To begin the process of beating egg whites by hand, add a pinch of cream of tartar per egg white or about 1/4 teaspoon for every four egg whites. This will help to stabilize the egg whites and prevent the foam from losing its volume after the beating has stopped. Cream of tartar is not required if a copper bowl is used.
Grasp the balloon whisk firmly and begin whipping the egg whites slowly, using a circular motion at about 2 strokes per second. When the egg whites begin to foam, usually after 30 seconds or so, increase the speed to about 4 strokes per second. The goal is to keep the egg whites in constant motion, whipping as much air into the whites as possible.
After 2 to 3 minutes of vigorous beating, the egg whites should begin to increase in volume.
When an additional 2 minutes or so has elapsed, the egg whites should reach the maximum volume possible.
You can test beaten egg whites for the desired volume regardless if the whites are beaten manually or beaten with a machine. Pull some of the beaten whites from the bowl on the end of a whisk or spoon to determine whether the egg whites form peaks. You should be able to hold the whisk or spoon upside down without the egg whites falling off.

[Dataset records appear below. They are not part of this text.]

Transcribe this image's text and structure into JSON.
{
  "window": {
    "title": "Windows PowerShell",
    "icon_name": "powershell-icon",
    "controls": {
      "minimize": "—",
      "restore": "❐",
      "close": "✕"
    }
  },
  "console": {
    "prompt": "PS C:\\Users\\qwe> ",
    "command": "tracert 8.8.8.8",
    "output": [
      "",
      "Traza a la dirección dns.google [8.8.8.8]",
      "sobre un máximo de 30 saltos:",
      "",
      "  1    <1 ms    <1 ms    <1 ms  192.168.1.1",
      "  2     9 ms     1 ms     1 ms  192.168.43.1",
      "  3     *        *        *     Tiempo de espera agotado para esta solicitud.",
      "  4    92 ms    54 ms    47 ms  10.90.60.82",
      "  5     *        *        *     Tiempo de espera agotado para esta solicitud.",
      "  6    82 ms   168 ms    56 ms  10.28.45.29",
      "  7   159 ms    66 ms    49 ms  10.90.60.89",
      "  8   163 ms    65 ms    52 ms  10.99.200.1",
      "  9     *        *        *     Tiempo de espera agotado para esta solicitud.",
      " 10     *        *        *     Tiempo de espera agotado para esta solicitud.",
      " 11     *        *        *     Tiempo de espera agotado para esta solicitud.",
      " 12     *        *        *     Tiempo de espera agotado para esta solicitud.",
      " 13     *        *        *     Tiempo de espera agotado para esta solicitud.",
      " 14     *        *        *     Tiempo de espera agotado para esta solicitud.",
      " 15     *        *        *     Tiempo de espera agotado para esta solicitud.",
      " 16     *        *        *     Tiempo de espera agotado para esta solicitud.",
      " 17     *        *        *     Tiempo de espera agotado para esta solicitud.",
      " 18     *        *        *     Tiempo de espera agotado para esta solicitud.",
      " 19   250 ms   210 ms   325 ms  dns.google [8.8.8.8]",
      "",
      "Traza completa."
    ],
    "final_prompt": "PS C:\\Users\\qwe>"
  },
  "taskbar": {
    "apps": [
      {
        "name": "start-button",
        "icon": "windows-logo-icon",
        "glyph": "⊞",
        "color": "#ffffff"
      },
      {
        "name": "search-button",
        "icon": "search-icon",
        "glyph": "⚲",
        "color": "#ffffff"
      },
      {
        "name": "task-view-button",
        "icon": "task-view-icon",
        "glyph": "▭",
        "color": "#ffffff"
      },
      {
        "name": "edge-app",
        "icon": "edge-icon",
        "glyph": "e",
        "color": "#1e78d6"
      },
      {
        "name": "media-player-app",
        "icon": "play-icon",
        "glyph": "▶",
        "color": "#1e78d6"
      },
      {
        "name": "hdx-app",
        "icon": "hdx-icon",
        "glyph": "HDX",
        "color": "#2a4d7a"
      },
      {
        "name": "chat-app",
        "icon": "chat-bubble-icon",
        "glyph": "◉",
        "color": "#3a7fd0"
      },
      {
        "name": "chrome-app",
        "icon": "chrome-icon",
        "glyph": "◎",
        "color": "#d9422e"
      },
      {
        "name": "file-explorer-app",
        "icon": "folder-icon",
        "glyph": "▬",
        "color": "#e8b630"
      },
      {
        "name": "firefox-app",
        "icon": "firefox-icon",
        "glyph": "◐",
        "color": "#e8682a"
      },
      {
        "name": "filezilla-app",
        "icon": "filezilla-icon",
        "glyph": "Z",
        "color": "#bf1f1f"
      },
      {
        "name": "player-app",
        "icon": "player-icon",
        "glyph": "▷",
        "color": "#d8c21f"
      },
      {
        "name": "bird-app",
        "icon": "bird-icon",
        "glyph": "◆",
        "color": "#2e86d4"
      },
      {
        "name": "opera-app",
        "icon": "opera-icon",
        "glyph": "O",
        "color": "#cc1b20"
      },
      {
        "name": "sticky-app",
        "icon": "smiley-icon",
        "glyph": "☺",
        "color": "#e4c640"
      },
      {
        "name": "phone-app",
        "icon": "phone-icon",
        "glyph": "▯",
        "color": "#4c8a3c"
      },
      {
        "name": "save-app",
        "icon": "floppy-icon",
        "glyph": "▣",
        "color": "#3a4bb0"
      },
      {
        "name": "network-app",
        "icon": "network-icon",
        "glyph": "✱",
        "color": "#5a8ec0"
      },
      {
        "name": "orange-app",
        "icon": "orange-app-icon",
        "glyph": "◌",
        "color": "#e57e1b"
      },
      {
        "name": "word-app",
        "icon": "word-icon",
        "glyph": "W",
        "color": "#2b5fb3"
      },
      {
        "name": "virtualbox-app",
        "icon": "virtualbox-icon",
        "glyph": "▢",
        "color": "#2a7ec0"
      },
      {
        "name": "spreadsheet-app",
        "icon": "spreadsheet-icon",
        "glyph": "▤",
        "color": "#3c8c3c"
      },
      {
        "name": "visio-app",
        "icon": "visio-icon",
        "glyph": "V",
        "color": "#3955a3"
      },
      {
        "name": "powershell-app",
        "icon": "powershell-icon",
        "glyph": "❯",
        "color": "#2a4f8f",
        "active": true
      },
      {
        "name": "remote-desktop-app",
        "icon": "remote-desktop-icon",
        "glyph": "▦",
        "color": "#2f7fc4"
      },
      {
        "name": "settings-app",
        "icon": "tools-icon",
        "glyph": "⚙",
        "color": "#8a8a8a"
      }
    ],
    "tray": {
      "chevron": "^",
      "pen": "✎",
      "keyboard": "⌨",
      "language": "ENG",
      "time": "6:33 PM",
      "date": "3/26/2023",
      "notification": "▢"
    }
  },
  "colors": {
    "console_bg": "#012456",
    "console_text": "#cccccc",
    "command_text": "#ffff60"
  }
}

If the egg whites drop off the whisk or spoon, continue beating; however, don't over beat the egg whites because too much beating will cause the whites to break down and become watery, in which case, the egg whites will not blend properly with other ingredients in the recipe.